#### [WHAT TO DO]
Scan the entries for lines with the word "Household", then copy those lines.

----------------------------------------

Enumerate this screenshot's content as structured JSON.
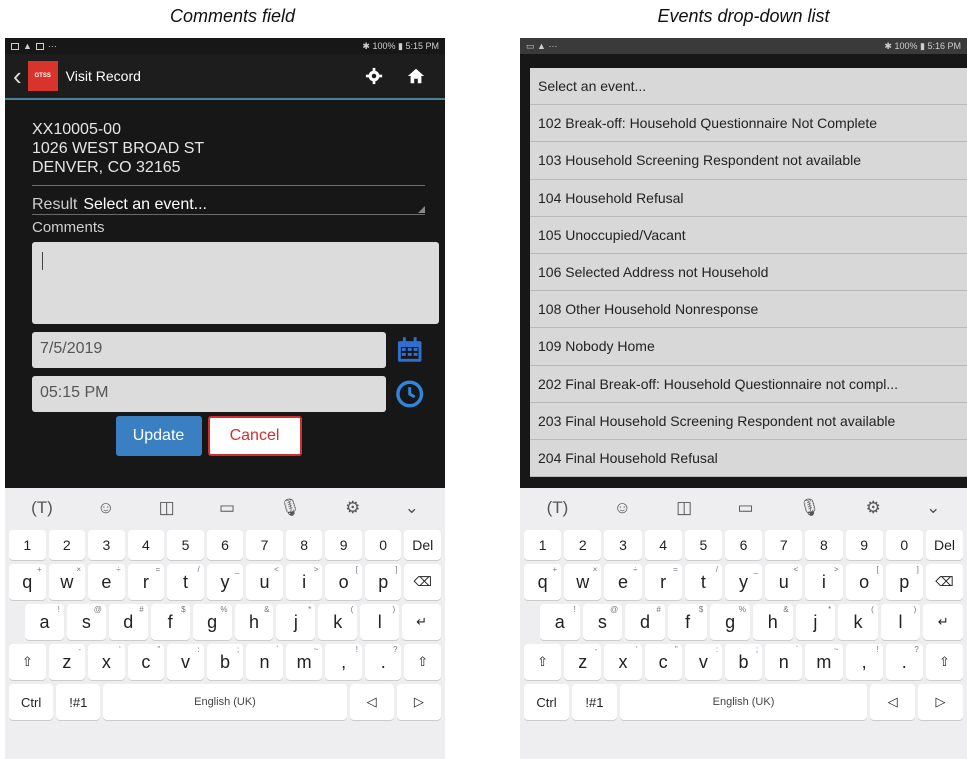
{
  "captions": {
    "left": "Comments field",
    "right": "Events drop-down list"
  },
  "status_bar": {
    "left_time": "5:15 PM",
    "right_time": "5:16 PM",
    "battery": "100%"
  },
  "app_bar": {
    "title": "Visit Record",
    "logo_text": "GTSS"
  },
  "address": {
    "id": "XX10005-00",
    "street": "1026 WEST BROAD ST",
    "city": "DENVER, CO 32165"
  },
  "result": {
    "label": "Result",
    "value": "Select an event..."
  },
  "comments": {
    "label": "Comments",
    "value": ""
  },
  "date_field": {
    "value": "7/5/2019"
  },
  "time_field": {
    "value": "05:15 PM"
  },
  "buttons": {
    "update": "Update",
    "cancel": "Cancel"
  },
  "keyboard": {
    "numbers": [
      "1",
      "2",
      "3",
      "4",
      "5",
      "6",
      "7",
      "8",
      "9",
      "0",
      "Del"
    ],
    "row1": [
      [
        "q",
        "+"
      ],
      [
        "w",
        "×"
      ],
      [
        "e",
        "÷"
      ],
      [
        "r",
        "="
      ],
      [
        "t",
        "/"
      ],
      [
        "y",
        "_"
      ],
      [
        "u",
        "<"
      ],
      [
        "i",
        ">"
      ],
      [
        "o",
        "["
      ],
      [
        "p",
        "]"
      ]
    ],
    "row2": [
      [
        "a",
        "!"
      ],
      [
        "s",
        "@"
      ],
      [
        "d",
        "#"
      ],
      [
        "f",
        "$"
      ],
      [
        "g",
        "%"
      ],
      [
        "h",
        "&"
      ],
      [
        "j",
        "*"
      ],
      [
        "k",
        "("
      ],
      [
        "l",
        ")"
      ]
    ],
    "row3": [
      [
        "z",
        "-"
      ],
      [
        "x",
        "'"
      ],
      [
        "c",
        "\""
      ],
      [
        "v",
        ":"
      ],
      [
        "b",
        ";"
      ],
      [
        "n",
        "`"
      ],
      [
        "m",
        "~"
      ],
      [
        ",",
        "!"
      ],
      [
        ".",
        "?"
      ]
    ],
    "ctrl": "Ctrl",
    "symbols": "!#1",
    "space": "English (UK)"
  },
  "events": [
    "Select an event...",
    "102 Break-off: Household Questionnaire Not Complete",
    "103 Household Screening Respondent not available",
    "104 Household Refusal",
    "105 Unoccupied/Vacant",
    "106 Selected Address not Household",
    "108 Other Household Nonresponse",
    "109 Nobody Home",
    "202 Final Break-off: Household Questionnaire not compl...",
    "203 Final Household Screening Respondent not available",
    "204 Final Household Refusal"
  ],
  "colors": {
    "accent": "#3a7fc1",
    "cancel": "#d03030",
    "logo": "#d9342b",
    "clock": "#2e86de",
    "calendar": "#2e6fd0",
    "hat": "#a040c0"
  }
}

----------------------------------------

#### [SOLUTION FOR THIS PROBLEM]
    "102 Break-off: Household Questionnaire Not Complete",
    "103 Household Screening Respondent not available",
    "104 Household Refusal",
    "106 Selected Address not Household",
    "108 Other Household Nonresponse",
    "202 Final Break-off: Household Questionnaire not compl...",
    "203 Final Household Screening Respondent not available",
    "204 Final Household Refusal"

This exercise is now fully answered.